Abbott's Freestyle Libre reduces hypoglycemia, offers comparable monitoring without finger-sticks: Study
Abbott reported the latest data for its FreeStyle Libre system that doesn't require twice-daily finger sticks for calibration, as CGMs typically do. The 6-month randomized, controlled trial was conducted in Europe; it compared the use of the FreeStyle Libre to traditional finger stick-based blood glucose self-monitoring systems. The study found that Libre users reduced time spent in hypoglycemia by more than one-half and cut serious hypoglycemia by half.
Abbott now has a mobile app to collect and share data for its continuous glucose monitor that doesn't require routine finger-stick calibration, FreeStyle Libre. The app was created by AirStrip Technologies--and now partner Diasend also enables patients to view that data alongside information from other compatible devices including insulin pumps, blood glucose meters and activity trackers.
St. Jude Medical has been working for a couple of years to make the case for its tiny implantable heart failure monitor CardioMEMS--without much sales success thus far. But it gained a bit more fodder with the inclusion of the device to the European Society of Cardiology guidelines as a recommended tool to diagnose and treat acute and chronic heart failure.
Abbott and Alere aren't on the same page regarding the former's $5.8 billion acquisition of the latter. Abbott announced on Wednesday that it is auditing Alere's books, while the diagnostics maker--despite being under a federal investigation for its international sales practices--said it still expected the acquisition to close as planned.

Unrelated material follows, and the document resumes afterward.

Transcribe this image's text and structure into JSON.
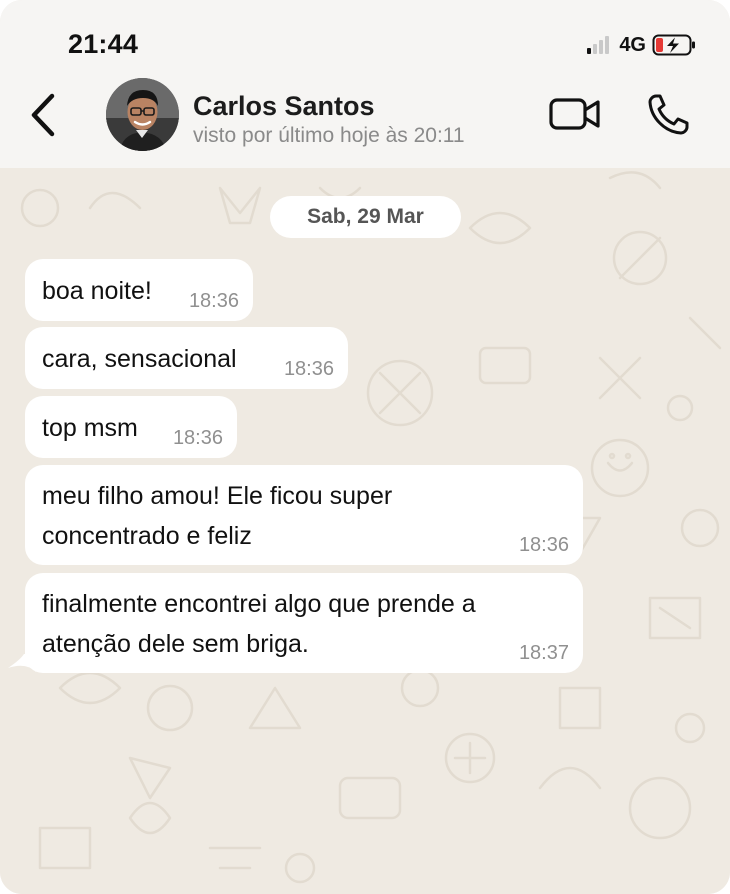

Med tech is attracting a huge range of strategic investors right now. Healthcare is almost universally recognized as in need of rationalization--the application of technology in the effort to achieve better outcomes at lower costs. Medical devices and diagnostics, and the data that they generate, are expected to be central to achieving that goal in the coming decades.
Abbott Laboratories is seeking a new path to growth--and it's betting big that med tech is it. The company is taking on two of the largest M&A transactions in history at the same time: the more than $5.8 billion purchase of diagnostics player Alere that it announced at the start of February and the more than $25 billion buy of cardiovascular device player St. Jude Medical that was disclosed in late April.
Abbott has avoided addressing rumors that its deal with point-of-care diagnostics maker Alere is on the rocks. But according to Alere, the Illinois med tech wants out.
Abbott said last year that it wasn't interested in St. Jude, but now, the company is changing its tune. The Illinois devicemaker will shell out $25 billion for St. Jude to gain ground in the cardiovascular and neuromodulation markets.
Abbott Laboratories was cleared by a Texas federal jury of accusations it violated the False Claims Act by wrongly marketing bile duct stents in a whistleblower case that sought more than $1 billion in damages.
Abbott's Absorb bioresorbable stent took a step closer to FDA approval, winning the overwhelming backing of an FDA advisory panel of experts, who voted 9-0 (with one abstention) to recommend approval of the device based on an analysis of its risks and rewards.